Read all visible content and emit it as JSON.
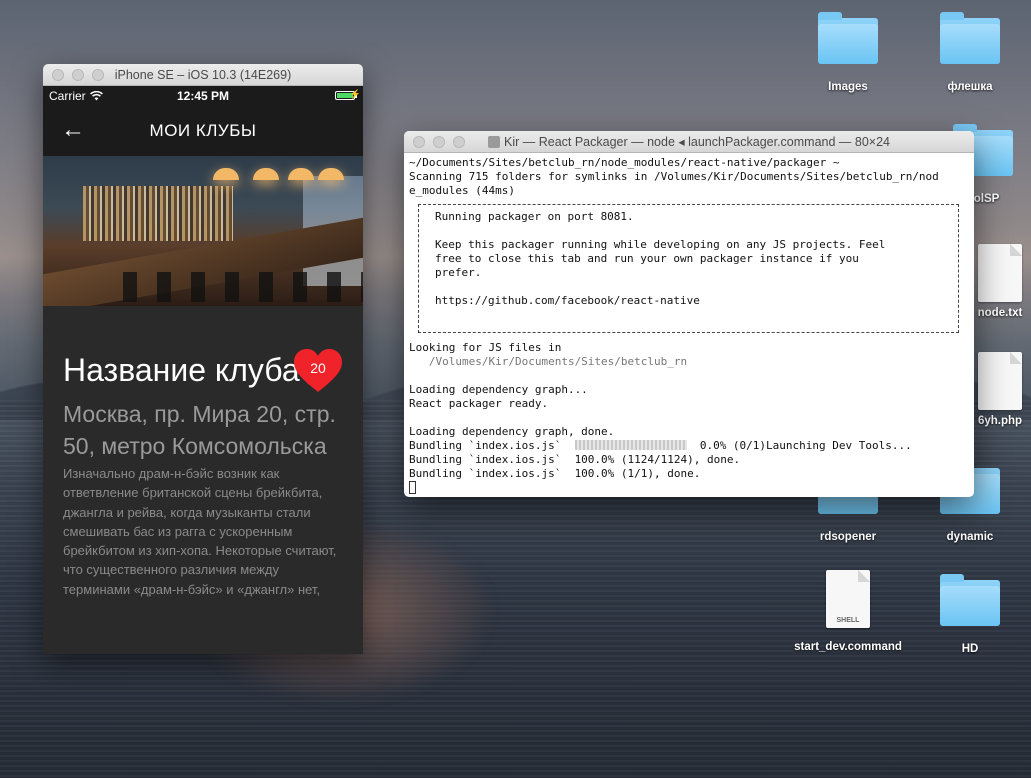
{
  "desktop": {
    "icons": [
      {
        "label": "Images",
        "kind": "folder"
      },
      {
        "label": "флешка",
        "kind": "folder"
      },
      {
        "label": "nolSP",
        "kind": "folder"
      },
      {
        "label": "node.txt",
        "kind": "file"
      },
      {
        "label": "6yh.php",
        "kind": "file"
      },
      {
        "label": "rdsopener",
        "kind": "folder"
      },
      {
        "label": "dynamic",
        "kind": "folder"
      },
      {
        "label": "start_dev.command",
        "kind": "shell",
        "badge": "SHELL"
      },
      {
        "label": "HD",
        "kind": "folder"
      }
    ]
  },
  "simulator": {
    "window_title": "iPhone SE – iOS 10.3 (14E269)",
    "status": {
      "carrier": "Carrier",
      "time": "12:45 PM"
    },
    "nav": {
      "back_icon": "←",
      "title": "МОИ КЛУБЫ"
    },
    "badge": {
      "count": "20",
      "color": "#f0232b"
    },
    "club": {
      "name": "Название клуба 1",
      "address": "Москва, пр. Мира 20, стр. 50, метро Комсомольска",
      "description": "Изначально драм-н-бэйс возник как ответвление британской сцены брейкбита, джангла и рейва, когда музыканты стали смешивать бас из рагга с ускоренным брейкбитом из хип-хопа. Некоторые считают, что существенного различия между терминами «драм-н-бэйс» и «джангл» нет,"
    }
  },
  "terminal": {
    "window_title": "Kir — React Packager — node ◂ launchPackager.command — 80×24",
    "lines_top": [
      "~/Documents/Sites/betclub_rn/node_modules/react-native/packager ~",
      "Scanning 715 folders for symlinks in /Volumes/Kir/Documents/Sites/betclub_rn/nod",
      "e_modules (44ms)"
    ],
    "box_lines": [
      "Running packager on port 8081.",
      "",
      "Keep this packager running while developing on any JS projects. Feel",
      "free to close this tab and run your own packager instance if you",
      "prefer.",
      "",
      "https://github.com/facebook/react-native",
      ""
    ],
    "looking": "Looking for JS files in",
    "looking_path": "   /Volumes/Kir/Documents/Sites/betclub_rn",
    "loading_graph": "Loading dependency graph...",
    "packager_ready": "React packager ready.",
    "graph_done": "Loading dependency graph, done.",
    "bundle_1_prefix": "Bundling `index.ios.js`  ",
    "bundle_1_suffix": "  0.0% (0/1)Launching Dev Tools...",
    "bundle_1_progress": 0.0,
    "bundle_2": "Bundling `index.ios.js`  100.0% (1124/1124), done.",
    "bundle_3": "Bundling `index.ios.js`  100.0% (1/1), done."
  }
}
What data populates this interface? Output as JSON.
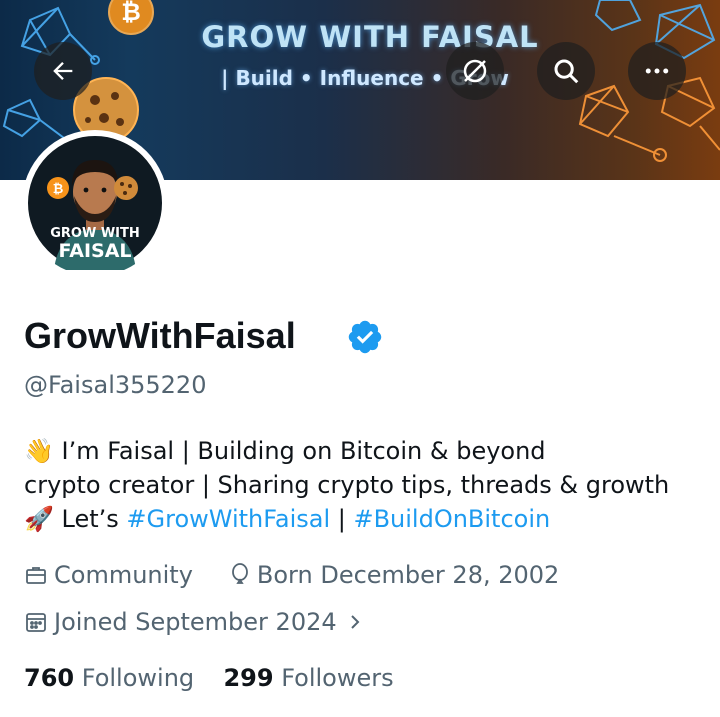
{
  "banner": {
    "title": "GROW WITH FAISAL",
    "subtitle": "| Build • Influence • Grow"
  },
  "header_actions": {
    "back_icon": "arrow-left-icon",
    "action_icon": "slashed-circle-icon",
    "search_icon": "search-icon",
    "more_icon": "more-horizontal-icon"
  },
  "avatar": {
    "label_line1": "GROW WITH",
    "label_line2": "FAISAL"
  },
  "profile": {
    "display_name": "GrowWithFaisal",
    "handle": "@Faisal355220",
    "verified_color": "#1d9bf0",
    "bio": {
      "line1": "👋 I’m Faisal | Building on Bitcoin & beyond",
      "line2": "crypto creator | Sharing crypto tips, threads & growth",
      "line3_prefix": "🚀 Let’s ",
      "hashtag1": "#GrowWithFaisal",
      "separator": " | ",
      "hashtag2": "#BuildOnBitcoin"
    },
    "category": "Community",
    "birthday": "Born December 28, 2002",
    "joined": "Joined September 2024",
    "following_count": "760",
    "following_label": "Following",
    "followers_count": "299",
    "followers_label": "Followers"
  },
  "colors": {
    "accent": "#1d9bf0",
    "text_primary": "#0f1419",
    "text_secondary": "#536471"
  }
}
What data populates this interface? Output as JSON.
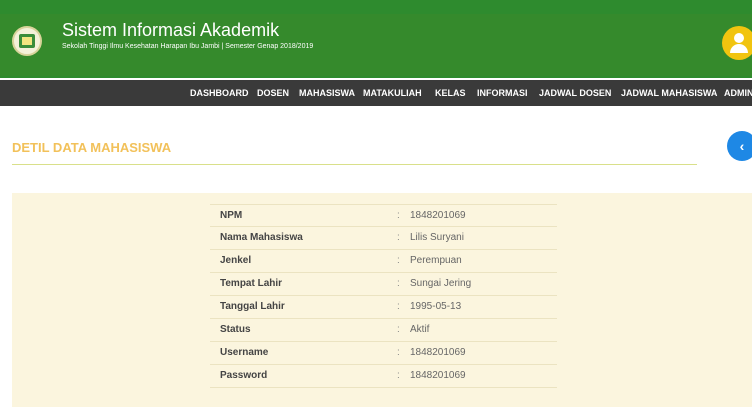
{
  "header": {
    "title": "Sistem Informasi Akademik",
    "subtitle": "Sekolah Tinggi Ilmu Kesehatan Harapan Ibu Jambi | Semester Genap 2018/2019"
  },
  "nav": {
    "items": [
      "DASHBOARD",
      "DOSEN",
      "MAHASISWA",
      "MATAKULIAH",
      "KELAS",
      "INFORMASI",
      "JADWAL DOSEN",
      "JADWAL MAHASISWA",
      "ADMIN"
    ]
  },
  "page": {
    "section_title": "DETIL DATA MAHASISWA",
    "back_icon": "chevron-left-icon"
  },
  "detail": {
    "colon": ":",
    "rows": [
      {
        "label": "NPM",
        "value": "1848201069"
      },
      {
        "label": "Nama Mahasiswa",
        "value": "Lilis Suryani"
      },
      {
        "label": "Jenkel",
        "value": "Perempuan"
      },
      {
        "label": "Tempat Lahir",
        "value": "Sungai Jering"
      },
      {
        "label": "Tanggal Lahir",
        "value": "1995-05-13"
      },
      {
        "label": "Status",
        "value": "Aktif"
      },
      {
        "label": "Username",
        "value": "1848201069"
      },
      {
        "label": "Password",
        "value": "1848201069"
      }
    ]
  },
  "colors": {
    "header_green": "#358a2c",
    "nav_dark": "#3a3a3a",
    "section_title": "#f2c15a",
    "panel_bg": "#fbf5de",
    "back_button": "#1e88e5",
    "avatar": "#f1c40f"
  }
}
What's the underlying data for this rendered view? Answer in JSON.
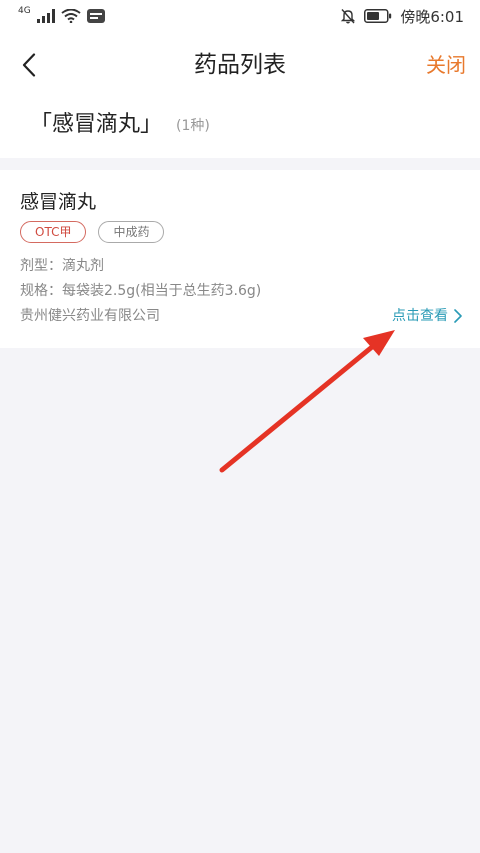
{
  "status_bar": {
    "network": "4G",
    "time": "傍晚6:01"
  },
  "nav": {
    "title": "药品列表",
    "close_label": "关闭"
  },
  "header": {
    "drug_name": "「感冒滴丸」",
    "count": "(1种)"
  },
  "drug_card": {
    "name": "感冒滴丸",
    "tags": [
      "OTC甲",
      "中成药"
    ],
    "dosage_form": "剂型：滴丸剂",
    "spec": "规格：每袋装2.5g(相当于总生药3.6g)",
    "manufacturer": "贵州健兴药业有限公司",
    "view_label": "点击查看"
  },
  "colors": {
    "accent_orange": "#e8792d",
    "link_teal": "#2a9bb6",
    "otc_red": "#d04b40",
    "annotation_arrow": "#e53325"
  }
}
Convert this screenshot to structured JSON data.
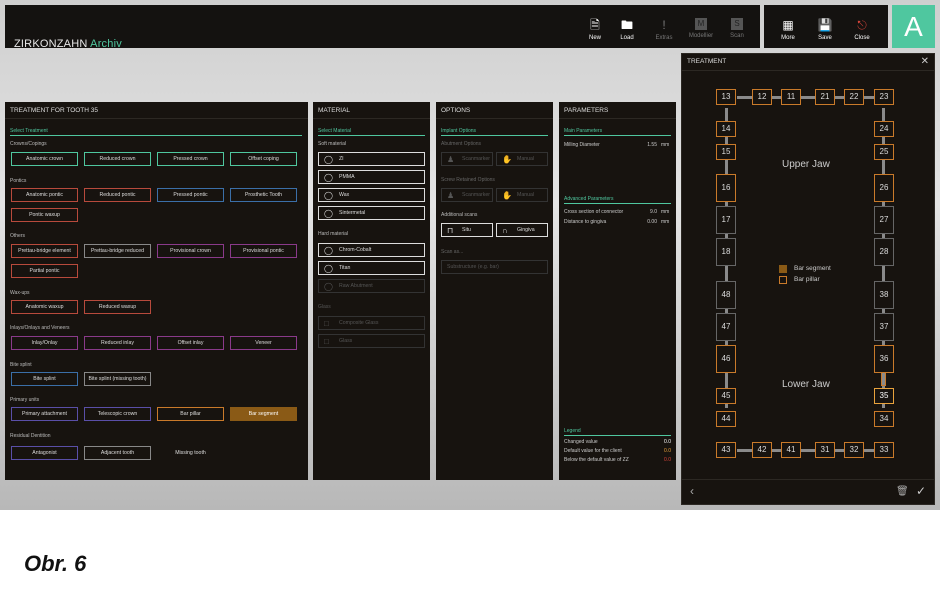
{
  "app": {
    "brand_main": "ZIRKONZAHN",
    "brand_accent": "Archiv",
    "avatar_letter": "A"
  },
  "toolbar": [
    {
      "label": "New",
      "icon": "new-file-icon",
      "dim": false
    },
    {
      "label": "Load",
      "icon": "folder-icon",
      "dim": false
    },
    {
      "label": "Extras",
      "icon": "exclamation-icon",
      "dim": true
    },
    {
      "label": "Modellier",
      "icon": "modellier-icon",
      "dim": true
    },
    {
      "label": "Scan",
      "icon": "scan-icon",
      "dim": true
    }
  ],
  "toolbar2": [
    {
      "label": "More",
      "icon": "more-icon"
    },
    {
      "label": "Save",
      "icon": "save-icon"
    },
    {
      "label": "Close",
      "icon": "close-icon"
    }
  ],
  "treatment": {
    "title": "TREATMENT FOR TOOTH 35",
    "select": "Select Treatment",
    "groups": [
      {
        "label": "Crowns/Copings",
        "items": [
          "Anatomic crown",
          "Reduced crown",
          "Pressed crown",
          "Offset coping"
        ]
      },
      {
        "label": "Pontics",
        "items": [
          "Anatomic pontic",
          "Reduced pontic",
          "Pressed pontic",
          "Prosthetic Tooth",
          "Pontic waxup"
        ]
      },
      {
        "label": "Others",
        "items": [
          "Prettau-bridge element",
          "Prettau-bridge reduced",
          "Provisional crown",
          "Provisional pontic",
          "Partial pontic"
        ]
      },
      {
        "label": "Wax-ups",
        "items": [
          "Anatomic waxup",
          "Reduced waxup"
        ]
      },
      {
        "label": "Inlays/Onlays and Veneers",
        "items": [
          "Inlay/Onlay",
          "Reduced inlay",
          "Offset inlay",
          "Veneer"
        ]
      },
      {
        "label": "Bite splint",
        "items": [
          "Bite splint",
          "Bite splint (missing tooth)"
        ]
      },
      {
        "label": "Primary units",
        "items": [
          "Primary attachment",
          "Telescopic crown",
          "Bar pillar",
          "Bar segment"
        ]
      },
      {
        "label": "Residual Dentition",
        "items": [
          "Antagonist",
          "Adjacent tooth",
          "Missing tooth"
        ]
      }
    ]
  },
  "material": {
    "title": "MATERIAL",
    "select": "Select Material",
    "soft_label": "Soft material",
    "soft": [
      "ZI",
      "PMMA",
      "Wax",
      "Sintermetal"
    ],
    "hard_label": "Hard material",
    "hard": [
      "Chrom-Cobalt",
      "Titan",
      "Raw Abutment"
    ],
    "glass_label": "Glass",
    "glass": [
      "Composite Glass",
      "Glass"
    ]
  },
  "options": {
    "title": "OPTIONS",
    "implant": "Implant Options",
    "abutment_label": "Abutment Options",
    "abutment": [
      "Scanmarker",
      "Manual"
    ],
    "screw_label": "Screw Retained Options",
    "screw": [
      "Scanmarker",
      "Manual"
    ],
    "scans_label": "Additional scans",
    "scans": [
      "Situ",
      "Gingiva"
    ],
    "scanas_label": "Scan as...",
    "scanas_placeholder": "Substructure (e.g. bar)"
  },
  "parameters": {
    "title": "PARAMETERS",
    "main": "Main Parameters",
    "milling_label": "Milling Diameter",
    "milling_value": "1.55",
    "milling_unit": "mm",
    "advanced": "Advanced Parameters",
    "cross_label": "Cross section of connector",
    "cross_value": "9.0",
    "cross_unit": "mm",
    "dist_label": "Distance to gingiva",
    "dist_value": "0.00",
    "dist_unit": "mm",
    "legend": "Legend",
    "legend_items": [
      {
        "label": "Changed value",
        "value": "0.0",
        "color": "#ffffff"
      },
      {
        "label": "Default value for the client",
        "value": "0.0",
        "color": "#e8a23c"
      },
      {
        "label": "Below the default value of ZZ",
        "value": "0.0",
        "color": "#d9443a"
      }
    ]
  },
  "teeth_panel": {
    "title": "TREATMENT",
    "upper_jaw": "Upper Jaw",
    "lower_jaw": "Lower Jaw",
    "legend": [
      "Bar segment",
      "Bar pillar"
    ],
    "selected_tooth": "35",
    "upper_row": [
      "13",
      "12",
      "11",
      "21",
      "22",
      "23"
    ],
    "lower_row": [
      "43",
      "42",
      "41",
      "31",
      "32",
      "33"
    ],
    "left_upper": [
      "14",
      "15",
      "16",
      "17",
      "18"
    ],
    "right_upper": [
      "24",
      "25",
      "26",
      "27",
      "28"
    ],
    "left_lower": [
      "48",
      "47",
      "46",
      "45",
      "44"
    ],
    "right_lower": [
      "38",
      "37",
      "36",
      "35",
      "34"
    ]
  },
  "caption": "Obr. 6",
  "colors": {
    "accent": "#4fc79f",
    "bar_segment": "#8a5a16",
    "bar_pillar": "#c97a2a",
    "panel": "#17130f"
  }
}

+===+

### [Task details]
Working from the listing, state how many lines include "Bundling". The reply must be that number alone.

### [Task answer]
3